> _Listed entries_

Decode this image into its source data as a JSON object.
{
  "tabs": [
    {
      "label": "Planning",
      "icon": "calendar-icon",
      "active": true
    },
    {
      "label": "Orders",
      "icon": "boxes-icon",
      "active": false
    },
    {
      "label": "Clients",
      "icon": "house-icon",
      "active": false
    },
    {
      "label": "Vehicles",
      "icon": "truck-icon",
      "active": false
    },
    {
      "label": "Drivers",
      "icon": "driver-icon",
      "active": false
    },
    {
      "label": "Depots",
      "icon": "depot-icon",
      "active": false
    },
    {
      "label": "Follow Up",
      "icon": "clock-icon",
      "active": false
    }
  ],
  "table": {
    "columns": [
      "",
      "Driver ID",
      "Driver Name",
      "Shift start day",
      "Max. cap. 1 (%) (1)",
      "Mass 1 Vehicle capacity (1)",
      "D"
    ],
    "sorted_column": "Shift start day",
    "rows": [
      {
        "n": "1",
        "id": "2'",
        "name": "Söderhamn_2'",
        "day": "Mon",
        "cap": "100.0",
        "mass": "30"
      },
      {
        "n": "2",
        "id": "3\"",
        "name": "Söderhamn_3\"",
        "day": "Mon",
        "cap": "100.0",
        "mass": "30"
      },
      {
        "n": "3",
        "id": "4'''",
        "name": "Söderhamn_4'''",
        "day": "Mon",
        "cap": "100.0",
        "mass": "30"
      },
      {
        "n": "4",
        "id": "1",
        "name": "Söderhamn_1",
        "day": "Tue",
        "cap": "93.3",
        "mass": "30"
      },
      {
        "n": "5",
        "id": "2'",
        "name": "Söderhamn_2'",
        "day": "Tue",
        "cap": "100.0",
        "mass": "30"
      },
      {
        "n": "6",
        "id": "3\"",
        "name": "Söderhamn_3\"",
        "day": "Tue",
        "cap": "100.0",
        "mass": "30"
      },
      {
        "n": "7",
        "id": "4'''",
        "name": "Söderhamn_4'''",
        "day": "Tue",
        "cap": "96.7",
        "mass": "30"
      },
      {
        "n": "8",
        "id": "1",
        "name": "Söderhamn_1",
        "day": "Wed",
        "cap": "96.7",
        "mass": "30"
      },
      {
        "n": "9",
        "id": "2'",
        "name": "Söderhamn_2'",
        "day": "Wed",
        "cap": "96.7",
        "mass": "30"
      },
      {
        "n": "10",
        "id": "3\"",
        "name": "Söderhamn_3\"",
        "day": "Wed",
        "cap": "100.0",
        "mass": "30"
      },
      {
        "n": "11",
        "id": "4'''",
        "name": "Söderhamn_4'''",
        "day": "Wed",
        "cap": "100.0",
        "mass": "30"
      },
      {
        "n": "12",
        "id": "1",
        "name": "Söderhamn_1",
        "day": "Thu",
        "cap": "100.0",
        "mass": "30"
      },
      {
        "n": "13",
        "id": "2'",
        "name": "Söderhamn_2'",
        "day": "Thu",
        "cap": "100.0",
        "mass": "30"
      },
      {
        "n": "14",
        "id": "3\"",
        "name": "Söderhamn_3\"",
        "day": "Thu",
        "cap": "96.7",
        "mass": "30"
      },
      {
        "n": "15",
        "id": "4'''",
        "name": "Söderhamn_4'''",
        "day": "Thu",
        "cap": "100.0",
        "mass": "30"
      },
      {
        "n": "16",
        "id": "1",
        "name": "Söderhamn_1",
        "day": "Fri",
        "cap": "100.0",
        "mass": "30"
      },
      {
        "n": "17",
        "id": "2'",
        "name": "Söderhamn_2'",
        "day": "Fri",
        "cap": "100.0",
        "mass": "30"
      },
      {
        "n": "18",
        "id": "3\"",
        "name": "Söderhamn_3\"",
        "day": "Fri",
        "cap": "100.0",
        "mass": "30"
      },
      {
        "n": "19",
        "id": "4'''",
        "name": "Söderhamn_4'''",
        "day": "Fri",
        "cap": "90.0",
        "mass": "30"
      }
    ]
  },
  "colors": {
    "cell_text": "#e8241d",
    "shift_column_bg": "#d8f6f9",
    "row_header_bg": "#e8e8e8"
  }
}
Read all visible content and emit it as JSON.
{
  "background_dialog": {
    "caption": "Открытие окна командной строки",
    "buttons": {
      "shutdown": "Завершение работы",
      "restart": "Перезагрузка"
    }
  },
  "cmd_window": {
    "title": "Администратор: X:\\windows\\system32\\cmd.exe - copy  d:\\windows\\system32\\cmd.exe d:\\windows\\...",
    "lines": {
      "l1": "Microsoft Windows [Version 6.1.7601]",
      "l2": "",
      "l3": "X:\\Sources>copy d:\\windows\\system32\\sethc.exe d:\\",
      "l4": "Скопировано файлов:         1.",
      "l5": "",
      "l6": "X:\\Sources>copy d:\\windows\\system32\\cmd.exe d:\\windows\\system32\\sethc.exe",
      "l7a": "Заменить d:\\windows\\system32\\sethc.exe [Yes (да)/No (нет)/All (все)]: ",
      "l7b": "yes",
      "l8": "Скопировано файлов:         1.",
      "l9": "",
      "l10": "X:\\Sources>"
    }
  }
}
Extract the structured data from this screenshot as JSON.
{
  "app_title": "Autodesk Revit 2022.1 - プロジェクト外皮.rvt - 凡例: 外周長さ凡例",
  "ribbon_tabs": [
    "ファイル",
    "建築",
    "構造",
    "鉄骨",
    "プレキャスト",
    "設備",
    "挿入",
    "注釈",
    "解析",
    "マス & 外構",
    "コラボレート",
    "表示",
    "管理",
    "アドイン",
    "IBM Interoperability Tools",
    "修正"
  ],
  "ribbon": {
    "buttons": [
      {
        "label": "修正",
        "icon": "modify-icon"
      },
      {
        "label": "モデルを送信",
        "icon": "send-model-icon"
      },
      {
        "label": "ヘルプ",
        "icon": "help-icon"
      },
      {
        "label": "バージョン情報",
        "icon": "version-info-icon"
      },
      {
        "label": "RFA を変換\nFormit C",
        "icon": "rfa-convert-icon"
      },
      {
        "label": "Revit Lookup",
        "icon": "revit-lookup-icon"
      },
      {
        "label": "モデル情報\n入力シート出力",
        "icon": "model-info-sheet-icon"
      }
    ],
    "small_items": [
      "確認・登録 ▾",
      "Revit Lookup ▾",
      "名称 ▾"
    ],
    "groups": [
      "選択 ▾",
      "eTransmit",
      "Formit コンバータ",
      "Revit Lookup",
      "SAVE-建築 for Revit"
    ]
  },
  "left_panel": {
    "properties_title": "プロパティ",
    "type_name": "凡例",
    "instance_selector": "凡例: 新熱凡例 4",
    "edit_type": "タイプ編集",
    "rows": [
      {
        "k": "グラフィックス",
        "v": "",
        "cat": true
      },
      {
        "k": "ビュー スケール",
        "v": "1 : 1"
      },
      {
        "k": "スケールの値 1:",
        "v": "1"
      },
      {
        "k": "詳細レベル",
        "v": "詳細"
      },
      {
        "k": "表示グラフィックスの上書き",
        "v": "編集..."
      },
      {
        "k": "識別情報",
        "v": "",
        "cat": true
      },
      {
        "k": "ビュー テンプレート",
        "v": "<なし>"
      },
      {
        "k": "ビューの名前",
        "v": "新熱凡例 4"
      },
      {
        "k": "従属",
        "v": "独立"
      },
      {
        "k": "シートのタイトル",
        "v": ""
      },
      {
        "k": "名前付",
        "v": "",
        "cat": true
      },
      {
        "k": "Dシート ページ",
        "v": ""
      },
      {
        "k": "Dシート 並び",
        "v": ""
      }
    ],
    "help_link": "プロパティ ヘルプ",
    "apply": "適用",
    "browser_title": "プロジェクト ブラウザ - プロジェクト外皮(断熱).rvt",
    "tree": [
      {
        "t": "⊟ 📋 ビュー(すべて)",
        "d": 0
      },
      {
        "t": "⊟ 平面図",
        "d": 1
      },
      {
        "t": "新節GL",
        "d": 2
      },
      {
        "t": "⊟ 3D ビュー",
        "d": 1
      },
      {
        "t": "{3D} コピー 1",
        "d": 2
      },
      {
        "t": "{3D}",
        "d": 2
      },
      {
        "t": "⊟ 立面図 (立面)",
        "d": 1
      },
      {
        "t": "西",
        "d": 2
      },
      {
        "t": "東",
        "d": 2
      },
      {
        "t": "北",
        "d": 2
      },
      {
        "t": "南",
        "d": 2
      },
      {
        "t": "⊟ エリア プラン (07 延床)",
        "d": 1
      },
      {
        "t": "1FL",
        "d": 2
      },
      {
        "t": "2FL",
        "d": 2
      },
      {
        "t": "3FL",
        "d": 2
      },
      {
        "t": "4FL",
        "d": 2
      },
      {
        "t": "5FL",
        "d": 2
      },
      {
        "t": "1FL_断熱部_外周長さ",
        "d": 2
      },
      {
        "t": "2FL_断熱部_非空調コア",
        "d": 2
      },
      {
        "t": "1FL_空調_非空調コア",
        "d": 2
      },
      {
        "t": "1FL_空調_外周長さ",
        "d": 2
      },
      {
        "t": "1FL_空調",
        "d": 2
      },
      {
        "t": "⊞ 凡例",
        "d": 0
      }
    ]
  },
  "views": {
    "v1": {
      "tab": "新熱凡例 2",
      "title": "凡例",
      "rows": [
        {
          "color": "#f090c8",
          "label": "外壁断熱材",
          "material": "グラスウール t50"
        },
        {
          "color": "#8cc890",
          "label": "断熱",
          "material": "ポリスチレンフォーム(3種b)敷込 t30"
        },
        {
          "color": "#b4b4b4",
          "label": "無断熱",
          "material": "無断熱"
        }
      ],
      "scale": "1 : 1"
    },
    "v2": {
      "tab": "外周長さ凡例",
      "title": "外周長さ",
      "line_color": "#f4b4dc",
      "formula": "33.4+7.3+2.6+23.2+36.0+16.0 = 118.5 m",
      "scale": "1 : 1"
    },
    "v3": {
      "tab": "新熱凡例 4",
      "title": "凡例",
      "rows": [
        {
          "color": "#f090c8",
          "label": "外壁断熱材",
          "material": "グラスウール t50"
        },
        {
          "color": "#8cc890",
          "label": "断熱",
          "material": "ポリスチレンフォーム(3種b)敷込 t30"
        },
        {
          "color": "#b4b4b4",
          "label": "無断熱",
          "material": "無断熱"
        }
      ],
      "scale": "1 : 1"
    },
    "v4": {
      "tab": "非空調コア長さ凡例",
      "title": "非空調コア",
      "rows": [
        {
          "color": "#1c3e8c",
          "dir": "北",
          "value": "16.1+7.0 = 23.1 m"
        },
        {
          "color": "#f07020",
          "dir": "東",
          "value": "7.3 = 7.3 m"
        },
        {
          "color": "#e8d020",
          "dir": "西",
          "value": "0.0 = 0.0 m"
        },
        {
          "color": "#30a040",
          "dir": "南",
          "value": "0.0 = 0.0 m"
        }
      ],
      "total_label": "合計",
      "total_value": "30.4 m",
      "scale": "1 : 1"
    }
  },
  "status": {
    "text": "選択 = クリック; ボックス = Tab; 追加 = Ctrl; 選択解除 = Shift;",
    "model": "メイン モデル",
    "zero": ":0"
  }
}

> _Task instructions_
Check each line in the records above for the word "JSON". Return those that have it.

> _Output of the task_
Decode this image into its source data as a JSON object.
Read all visible content and emit it as JSON.
Extract the structured data from this screenshot as JSON.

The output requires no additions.